Hong Kong Stock Exchange
The Hong Kong Stock Exchange (HKSE) dates back to 1891 and has evolved to become the world's fifth largest stock exchange, and the third largest in Asia. Historical records show that there was informal trading of securities going on as far back as 1861 but the history of the HKSE starts just before the turn of the century. When it began it was named the Association of Stockbrokers in Hong Kong and that name held until 1914 when it was changed to its present day name, the Hong Kong Stock Exchange.
Its first merger took place in 1947 when they took over the Hong Kong Stockbrokers Association. Trading continued as usual and the Hong Kong Stockholders Association Ltd. was founded in 1978. This association was created so that the existing stock exchanges could share information easily. Less than ten years later, in 1986, the HKSE merged with three other exchanges: the Far East Exchange Ltd.; the Kam Ngan Stock Exchange Ltd.; and the Kowloon Stock Exchange Ltd. Most recently, in 2000, the Hong Kong Futures Exchange Ltd. and Hong Kong Securities Clearing Company Ltd. merged and became the holding company for the HKSE.
The Hong Kong Stock Exchange is a full exchange which lists stocks, funds, futures and options, warrants and bonds. Derivatives have been listed since 1976 and hedge funds have been traded there since 2008.
As of December 2011, there were 1,496 companies listed on the HKSE. The majority of the listed companies are from China and Hong Kong. Well known companies that are listed in Hong Kong include Air China (China's major airlines), Alibaba.com (an online retailer), China Railway, Beijing International Airport, Cathay Pacific Airways, China Mobile (phone and internet service provider), Cosco Pacific (import-export shipping), Crocodile Garments and Wumart Stores (retail stores). Most major banks, utilities, real estate and transportation companies from mainland China are listed on the exchange as well.
In January 2012 Hong Kong was ranked number one as the world's most economically free country, which will help its status as a great place to live, work and, most importantly, invest.
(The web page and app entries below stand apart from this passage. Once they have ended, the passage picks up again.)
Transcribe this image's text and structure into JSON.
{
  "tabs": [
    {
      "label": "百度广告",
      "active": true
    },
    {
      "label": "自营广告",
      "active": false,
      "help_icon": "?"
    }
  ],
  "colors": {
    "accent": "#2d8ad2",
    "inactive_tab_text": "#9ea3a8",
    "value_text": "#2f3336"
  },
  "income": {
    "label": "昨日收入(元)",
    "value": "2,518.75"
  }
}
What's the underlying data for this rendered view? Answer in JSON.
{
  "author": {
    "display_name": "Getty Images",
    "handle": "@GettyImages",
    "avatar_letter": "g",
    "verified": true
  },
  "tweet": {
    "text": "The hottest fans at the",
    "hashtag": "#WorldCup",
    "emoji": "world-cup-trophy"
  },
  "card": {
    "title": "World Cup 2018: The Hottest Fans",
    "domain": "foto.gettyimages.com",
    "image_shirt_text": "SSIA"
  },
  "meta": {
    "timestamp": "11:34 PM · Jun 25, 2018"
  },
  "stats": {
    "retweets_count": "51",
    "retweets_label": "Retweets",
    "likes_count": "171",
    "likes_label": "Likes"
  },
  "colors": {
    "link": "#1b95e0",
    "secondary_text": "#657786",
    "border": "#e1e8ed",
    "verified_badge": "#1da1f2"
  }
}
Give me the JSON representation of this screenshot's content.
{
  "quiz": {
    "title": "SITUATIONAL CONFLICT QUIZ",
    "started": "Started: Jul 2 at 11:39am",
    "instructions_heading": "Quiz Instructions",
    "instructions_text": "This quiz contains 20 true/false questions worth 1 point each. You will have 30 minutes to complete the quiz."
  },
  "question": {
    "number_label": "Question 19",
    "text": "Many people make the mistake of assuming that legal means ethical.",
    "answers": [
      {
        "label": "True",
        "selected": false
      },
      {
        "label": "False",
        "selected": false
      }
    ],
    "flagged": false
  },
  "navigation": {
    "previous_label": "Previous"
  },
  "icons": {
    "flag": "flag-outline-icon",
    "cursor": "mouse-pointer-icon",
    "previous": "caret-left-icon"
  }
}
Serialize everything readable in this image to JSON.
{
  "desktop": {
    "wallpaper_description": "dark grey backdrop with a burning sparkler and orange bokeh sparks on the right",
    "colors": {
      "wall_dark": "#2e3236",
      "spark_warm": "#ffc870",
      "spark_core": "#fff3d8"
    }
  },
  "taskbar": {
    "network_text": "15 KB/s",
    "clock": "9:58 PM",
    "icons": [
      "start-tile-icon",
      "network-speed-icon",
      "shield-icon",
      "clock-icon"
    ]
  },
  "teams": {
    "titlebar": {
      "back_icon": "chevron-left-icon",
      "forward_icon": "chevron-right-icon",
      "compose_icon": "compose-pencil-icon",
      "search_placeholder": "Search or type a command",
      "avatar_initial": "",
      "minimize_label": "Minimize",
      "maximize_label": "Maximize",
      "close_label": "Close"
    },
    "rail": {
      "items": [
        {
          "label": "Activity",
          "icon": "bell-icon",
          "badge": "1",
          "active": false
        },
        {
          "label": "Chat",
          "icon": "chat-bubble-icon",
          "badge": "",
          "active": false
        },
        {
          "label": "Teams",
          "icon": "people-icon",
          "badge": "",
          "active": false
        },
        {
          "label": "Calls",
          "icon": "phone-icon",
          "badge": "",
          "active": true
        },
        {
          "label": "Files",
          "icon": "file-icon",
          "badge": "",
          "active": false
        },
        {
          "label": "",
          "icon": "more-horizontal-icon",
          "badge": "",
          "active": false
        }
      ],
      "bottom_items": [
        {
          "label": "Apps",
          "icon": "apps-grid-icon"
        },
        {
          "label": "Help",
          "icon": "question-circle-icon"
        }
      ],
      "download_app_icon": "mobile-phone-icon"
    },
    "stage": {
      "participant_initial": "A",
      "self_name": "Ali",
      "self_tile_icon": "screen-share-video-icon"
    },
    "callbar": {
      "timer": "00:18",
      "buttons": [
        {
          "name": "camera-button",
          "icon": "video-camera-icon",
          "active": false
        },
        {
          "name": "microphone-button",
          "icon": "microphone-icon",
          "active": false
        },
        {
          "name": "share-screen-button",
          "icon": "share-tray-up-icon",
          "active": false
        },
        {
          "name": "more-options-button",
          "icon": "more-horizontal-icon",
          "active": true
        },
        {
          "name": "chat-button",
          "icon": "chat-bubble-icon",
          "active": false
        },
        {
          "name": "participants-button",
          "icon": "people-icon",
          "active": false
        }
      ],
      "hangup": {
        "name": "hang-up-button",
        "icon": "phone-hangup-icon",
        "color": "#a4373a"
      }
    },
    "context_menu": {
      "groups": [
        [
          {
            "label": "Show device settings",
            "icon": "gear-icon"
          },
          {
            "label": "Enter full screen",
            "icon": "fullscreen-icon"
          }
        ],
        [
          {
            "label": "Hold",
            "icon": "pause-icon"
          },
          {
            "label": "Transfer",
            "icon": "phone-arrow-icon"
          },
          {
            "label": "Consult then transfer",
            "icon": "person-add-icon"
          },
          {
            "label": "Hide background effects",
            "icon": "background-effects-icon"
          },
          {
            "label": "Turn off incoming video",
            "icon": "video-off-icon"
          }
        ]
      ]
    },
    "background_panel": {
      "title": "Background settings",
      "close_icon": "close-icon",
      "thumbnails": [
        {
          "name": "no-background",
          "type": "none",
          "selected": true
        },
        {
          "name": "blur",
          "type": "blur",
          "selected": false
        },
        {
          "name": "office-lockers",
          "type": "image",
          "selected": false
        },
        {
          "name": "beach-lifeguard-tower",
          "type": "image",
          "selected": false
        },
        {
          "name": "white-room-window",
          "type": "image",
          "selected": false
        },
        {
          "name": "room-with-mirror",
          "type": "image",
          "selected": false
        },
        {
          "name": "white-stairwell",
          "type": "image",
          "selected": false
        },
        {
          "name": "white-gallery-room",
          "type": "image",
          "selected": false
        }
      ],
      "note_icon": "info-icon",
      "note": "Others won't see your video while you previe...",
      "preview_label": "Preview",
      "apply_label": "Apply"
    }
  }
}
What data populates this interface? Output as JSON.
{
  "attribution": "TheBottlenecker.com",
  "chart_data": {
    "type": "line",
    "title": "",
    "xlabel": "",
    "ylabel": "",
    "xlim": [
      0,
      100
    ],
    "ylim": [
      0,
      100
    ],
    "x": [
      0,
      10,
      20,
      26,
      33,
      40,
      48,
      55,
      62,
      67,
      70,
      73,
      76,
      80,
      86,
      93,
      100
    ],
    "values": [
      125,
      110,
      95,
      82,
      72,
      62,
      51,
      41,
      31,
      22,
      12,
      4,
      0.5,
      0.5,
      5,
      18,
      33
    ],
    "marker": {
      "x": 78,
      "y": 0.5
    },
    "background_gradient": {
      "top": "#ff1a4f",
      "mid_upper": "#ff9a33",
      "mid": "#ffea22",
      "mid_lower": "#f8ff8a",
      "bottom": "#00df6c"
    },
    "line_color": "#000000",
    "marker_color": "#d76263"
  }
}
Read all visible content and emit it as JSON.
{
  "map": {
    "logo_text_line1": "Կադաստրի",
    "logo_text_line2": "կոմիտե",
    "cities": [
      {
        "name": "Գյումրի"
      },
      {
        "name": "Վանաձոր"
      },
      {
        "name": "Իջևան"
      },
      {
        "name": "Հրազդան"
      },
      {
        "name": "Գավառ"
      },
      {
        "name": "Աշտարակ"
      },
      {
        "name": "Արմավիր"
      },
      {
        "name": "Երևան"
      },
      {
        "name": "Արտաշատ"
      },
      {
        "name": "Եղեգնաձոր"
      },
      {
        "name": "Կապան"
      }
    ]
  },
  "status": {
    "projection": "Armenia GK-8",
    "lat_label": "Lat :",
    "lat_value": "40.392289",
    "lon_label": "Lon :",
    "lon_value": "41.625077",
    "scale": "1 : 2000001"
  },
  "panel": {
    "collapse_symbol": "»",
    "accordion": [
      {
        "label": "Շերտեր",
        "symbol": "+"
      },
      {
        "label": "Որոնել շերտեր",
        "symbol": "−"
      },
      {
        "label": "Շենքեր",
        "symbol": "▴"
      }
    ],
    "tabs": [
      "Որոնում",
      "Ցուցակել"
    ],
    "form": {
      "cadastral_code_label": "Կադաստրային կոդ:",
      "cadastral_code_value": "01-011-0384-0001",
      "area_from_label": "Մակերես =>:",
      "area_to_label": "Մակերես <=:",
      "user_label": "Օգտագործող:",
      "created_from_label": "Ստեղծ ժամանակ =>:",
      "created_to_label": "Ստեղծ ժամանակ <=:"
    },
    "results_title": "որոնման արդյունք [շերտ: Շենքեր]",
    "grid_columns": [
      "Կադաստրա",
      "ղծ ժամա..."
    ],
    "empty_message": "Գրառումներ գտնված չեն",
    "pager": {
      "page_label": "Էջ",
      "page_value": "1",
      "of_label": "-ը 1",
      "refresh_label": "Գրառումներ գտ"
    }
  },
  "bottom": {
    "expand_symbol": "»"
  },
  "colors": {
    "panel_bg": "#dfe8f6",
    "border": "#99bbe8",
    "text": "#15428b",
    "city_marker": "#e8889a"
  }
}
Since Hong Kong developed under the influence of the British, the HKSE is more like a Western stock exchange than the one on the Chinese mainland. It offers more transparency and is regulated by different standards which gives investors, especially those based in the West, a better sense of security compared to the Shanghai Stock Exchange, which some see as being more risky.
Thanks to its good reputation, the HKSE is becoming a more popular stock exchange for the mainland Chinese companies to list their stocks and thus paving the way for companies to become familiar with the Asian stock markets.
Hong Kong's Financial District
Hong Kong's financial district is situated in Central, which is also referred to as Central District, and is home to a large number of major financial institutions including the Hong Kong Stock Exchange and Two International Finance Centre. Queens Road, which is located within the financial district, was the first road to be built by the government of Hong Kong.